• _Stored data_:

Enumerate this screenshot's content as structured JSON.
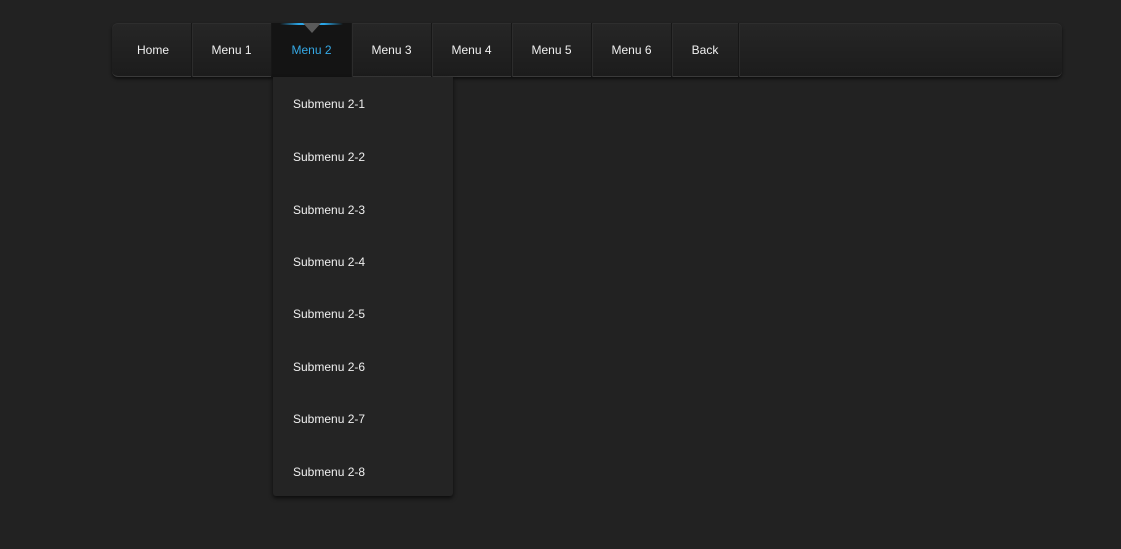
{
  "nav": {
    "items": [
      {
        "label": "Home"
      },
      {
        "label": "Menu 1"
      },
      {
        "label": "Menu 2"
      },
      {
        "label": "Menu 3"
      },
      {
        "label": "Menu 4"
      },
      {
        "label": "Menu 5"
      },
      {
        "label": "Menu 6"
      },
      {
        "label": "Back"
      }
    ],
    "active_index": 2
  },
  "submenu": {
    "items": [
      {
        "label": "Submenu 2-1"
      },
      {
        "label": "Submenu 2-2"
      },
      {
        "label": "Submenu 2-3"
      },
      {
        "label": "Submenu 2-4"
      },
      {
        "label": "Submenu 2-5"
      },
      {
        "label": "Submenu 2-6"
      },
      {
        "label": "Submenu 2-7"
      },
      {
        "label": "Submenu 2-8"
      }
    ]
  },
  "colors": {
    "background": "#222222",
    "accent": "#35a9e6",
    "text": "#f0f0f0"
  }
}
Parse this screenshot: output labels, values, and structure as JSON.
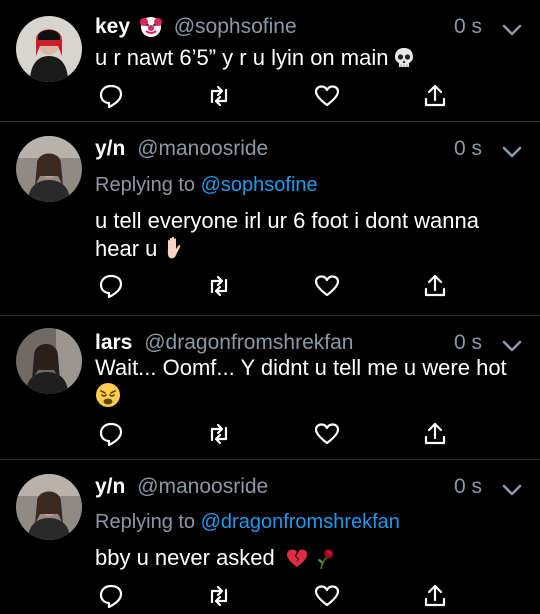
{
  "tweets": [
    {
      "name": "key",
      "handle": "@sophsofine",
      "time": "0 s",
      "reply_prefix": "",
      "reply_to": "",
      "text": "u r nawt 6’5” y r u lyin on main",
      "name_emoji": "clown-emoji",
      "body_emoji": "skull-emoji"
    },
    {
      "name": "y/n",
      "handle": "@manoosride",
      "time": "0 s",
      "reply_prefix": "Replying to",
      "reply_to": "@sophsofine",
      "text": "u tell everyone irl ur 6 foot i dont wanna hear u",
      "body_emoji": "raised-hand-emoji"
    },
    {
      "name": "lars",
      "handle": "@dragonfromshrekfan",
      "time": "0 s",
      "reply_prefix": "",
      "reply_to": "",
      "text": "Wait... Oomf... Y didnt u tell me u were hot",
      "body_emoji": "weary-face-emoji"
    },
    {
      "name": "y/n",
      "handle": "@manoosride",
      "time": "0 s",
      "reply_prefix": "Replying to",
      "reply_to": "@dragonfromshrekfan",
      "text": "bby u never asked",
      "body_emoji": "broken-heart-emoji, wilted-rose-emoji"
    }
  ],
  "colors": {
    "background": "#000000",
    "secondary_text": "#8b98a5",
    "mention": "#1d9bf0",
    "divider": "#2f3336"
  },
  "icons": [
    "reply-icon",
    "retweet-icon",
    "like-icon",
    "share-icon",
    "chevron-down-icon"
  ]
}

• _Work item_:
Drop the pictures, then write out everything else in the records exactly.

• _Completed exercise_:
Enumerate this screenshot's content as structured JSON.
{
  "nav": {
    "items": [
      {
        "label": "Home"
      },
      {
        "label": "Menu 1"
      },
      {
        "label": "Menu 2"
      },
      {
        "label": "Menu 3"
      },
      {
        "label": "Menu 4"
      },
      {
        "label": "Menu 5"
      },
      {
        "label": "Menu 6"
      },
      {
        "label": "Back"
      }
    ],
    "active_index": 2
  },
  "submenu": {
    "items": [
      {
        "label": "Submenu 2-1"
      },
      {
        "label": "Submenu 2-2"
      },
      {
        "label": "Submenu 2-3"
      },
      {
        "label": "Submenu 2-4"
      },
      {
        "label": "Submenu 2-5"
      },
      {
        "label": "Submenu 2-6"
      },
      {
        "label": "Submenu 2-7"
      },
      {
        "label": "Submenu 2-8"
      }
    ]
  },
  "colors": {
    "background": "#222222",
    "accent": "#35a9e6",
    "text": "#f0f0f0"
  }
}
Parse this screenshot: output labels, values, and structure as JSON.
{
  "tweets": [
    {
      "name": "key",
      "handle": "@sophsofine",
      "time": "0 s",
      "reply_prefix": "",
      "reply_to": "",
      "text": "u r nawt 6’5” y r u lyin on main",
      "name_emoji": "clown-emoji",
      "body_emoji": "skull-emoji"
    },
    {
      "name": "y/n",
      "handle": "@manoosride",
      "time": "0 s",
      "reply_prefix": "Replying to",
      "reply_to": "@sophsofine",
      "text": "u tell everyone irl ur 6 foot i dont wanna hear u",
      "body_emoji": "raised-hand-emoji"
    },
    {
      "name": "lars",
      "handle": "@dragonfromshrekfan",
      "time": "0 s",
      "reply_prefix": "",
      "reply_to": "",
      "text": "Wait... Oomf... Y didnt u tell me u were hot",
      "body_emoji": "weary-face-emoji"
    },
    {
      "name": "y/n",
      "handle": "@manoosride",
      "time": "0 s",
      "reply_prefix": "Replying to",
      "reply_to": "@dragonfromshrekfan",
      "text": "bby u never asked",
      "body_emoji": "broken-heart-emoji, wilted-rose-emoji"
    }
  ],
  "colors": {
    "background": "#000000",
    "secondary_text": "#8b98a5",
    "mention": "#1d9bf0",
    "divider": "#2f3336"
  },
  "icons": [
    "reply-icon",
    "retweet-icon",
    "like-icon",
    "share-icon",
    "chevron-down-icon"
  ]
}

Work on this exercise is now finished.